[LISTED RECORDS Boundary: Start]
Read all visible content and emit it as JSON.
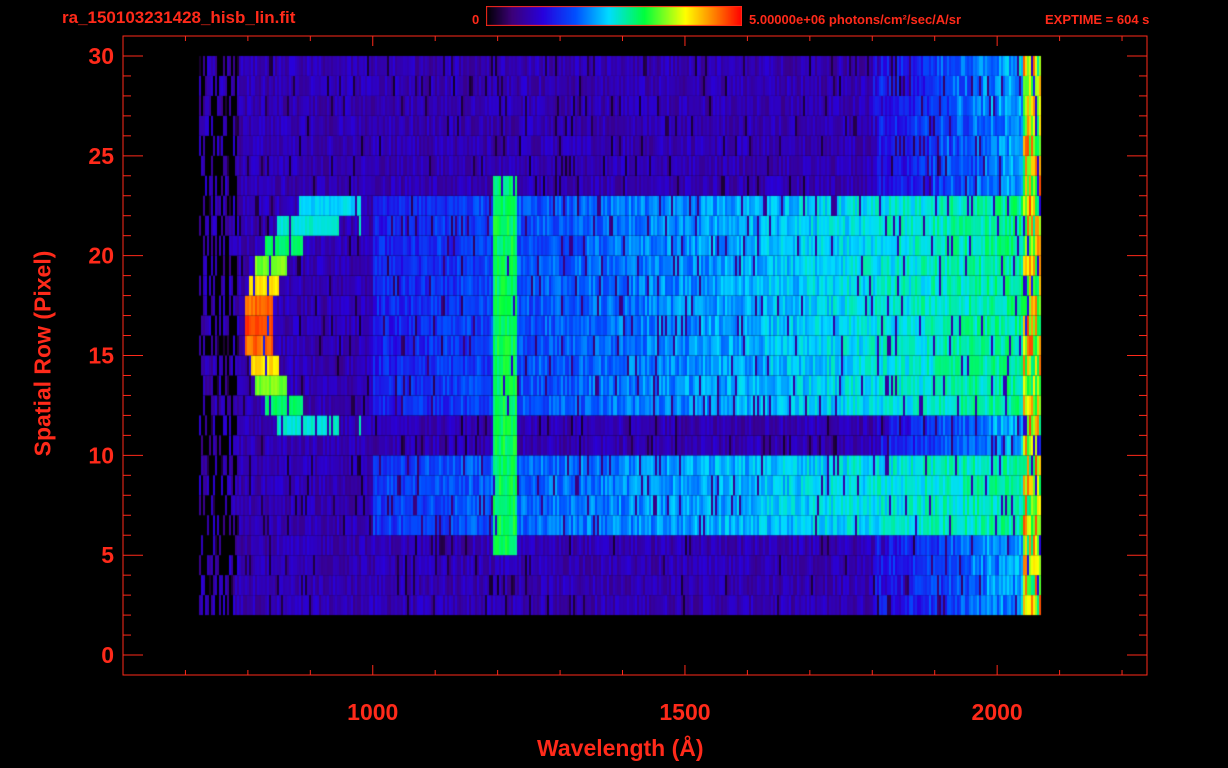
{
  "header": {
    "filename": "ra_150103231428_hisb_lin.fit",
    "colorbar_min": "0",
    "colorbar_max_label": "5.00000e+06 photons/cm²/sec/A/sr",
    "exptime": "EXPTIME = 604 s"
  },
  "chart_data": {
    "type": "heatmap",
    "title": "ra_150103231428_hisb_lin.fit",
    "xlabel": "Wavelength (Å)",
    "ylabel": "Spatial Row (Pixel)",
    "xlim": [
      600,
      2240
    ],
    "ylim": [
      -1,
      31
    ],
    "xticks": [
      1000,
      1500,
      2000
    ],
    "yticks": [
      0,
      5,
      10,
      15,
      20,
      25,
      30
    ],
    "grid": false,
    "colorscale": "rainbow (black-purple-blue-cyan-green-yellow-red)",
    "colorbar_range": [
      0,
      5000000
    ],
    "units": "photons/cm²/sec/A/sr",
    "exptime_s": 604,
    "data_extent": {
      "wavelength": [
        780,
        2070
      ],
      "rows": [
        2,
        30
      ]
    },
    "features": [
      {
        "name": "arc",
        "wavelength": [
          790,
          960
        ],
        "rows": [
          11,
          24
        ],
        "peak_row": 16,
        "peak_level": 0.95
      },
      {
        "name": "vertical line",
        "wavelength": [
          1190,
          1230
        ],
        "rows": [
          5,
          24
        ],
        "level": 0.55
      },
      {
        "name": "band",
        "wavelength": [
          1000,
          2060
        ],
        "rows": [
          6,
          10
        ],
        "level": 0.45
      },
      {
        "name": "band",
        "wavelength": [
          1000,
          2060
        ],
        "rows": [
          12,
          23
        ],
        "level": 0.3
      }
    ]
  },
  "colors": {
    "text": "#ff2a1a",
    "axes": "#ff2a1a",
    "background": "#000000"
  }
}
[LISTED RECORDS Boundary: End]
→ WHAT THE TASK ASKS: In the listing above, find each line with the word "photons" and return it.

→ COMPLETED TASK:
    "colorbar_max_label": "5.00000e+06 photons/cm²/sec/A/sr",
    "units": "photons/cm²/sec/A/sr",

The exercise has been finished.